Comparing Predicted and Measured Accelerations from a Simple Drop Test Experiment

The objective of this paper is to present the results from a series of simple drop test experiments compared with the equivalent FEA models. This is to demonstrate the validity of utilising predicted acceleration-time histories and understand the associated signal processing to determine the accuracy of the data. Measured accelerations are used in drop testing and crashworthiness to validate FEA models. It is a common practice to predict velocity or displacement-time histories with FEA, which can be differentiated to obtain accelerations for design calculations. The work also considered predicted accelerations based upon the drop height and the length of deformation experienced, without requiring nodal outputs requested in the pre-processing stage. In order to simplify the tests, a small section of standard stainless steel 304 pipe was located on a stationary plate, fitted with a load cell, and a rigid cylindrical impactor with pre-defined mass dropped from a known height above the sample. An accelerometer was attached to the top of the impactor to produce acceleration-time history data.

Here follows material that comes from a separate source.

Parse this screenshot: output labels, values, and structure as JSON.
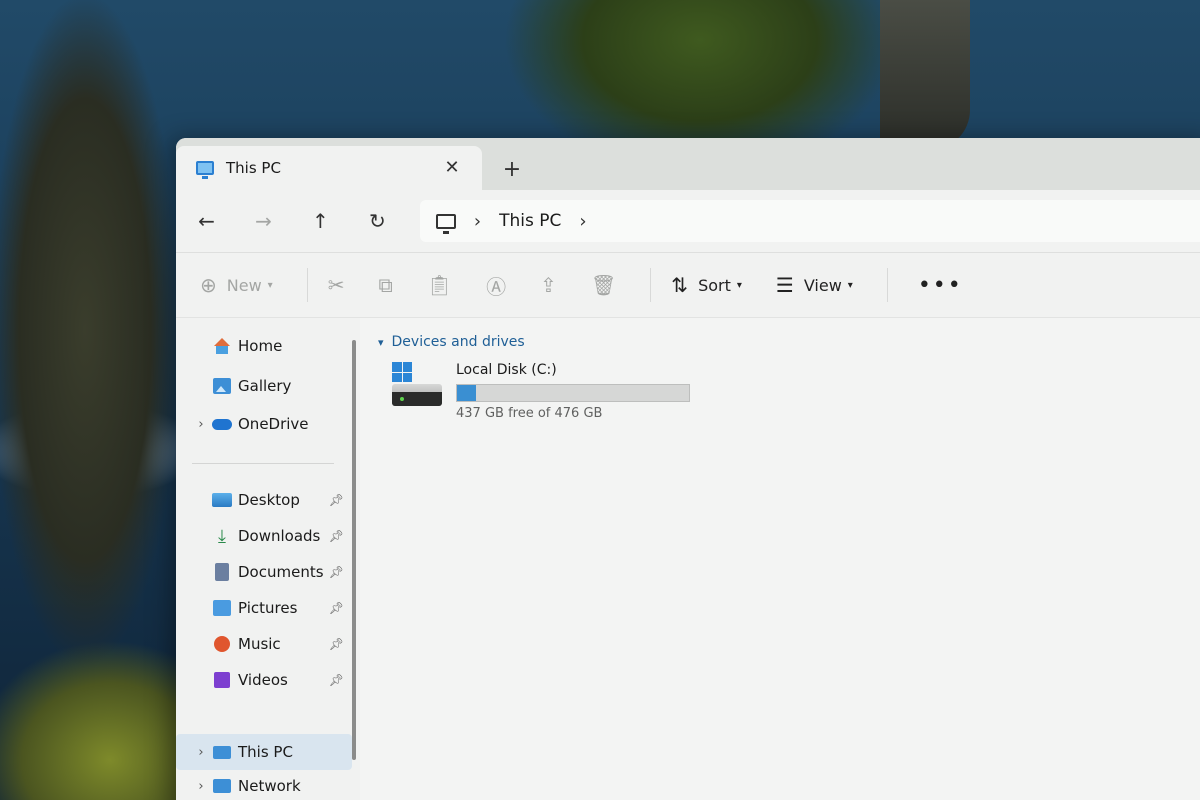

The tests were reproduced using LS-Dyna R7.1.2 FEA software to extract acceleration-time histories from four nodal outputs and reaction force-time histories from a simulated rigid wall in order to compare these with the results from the physical tests.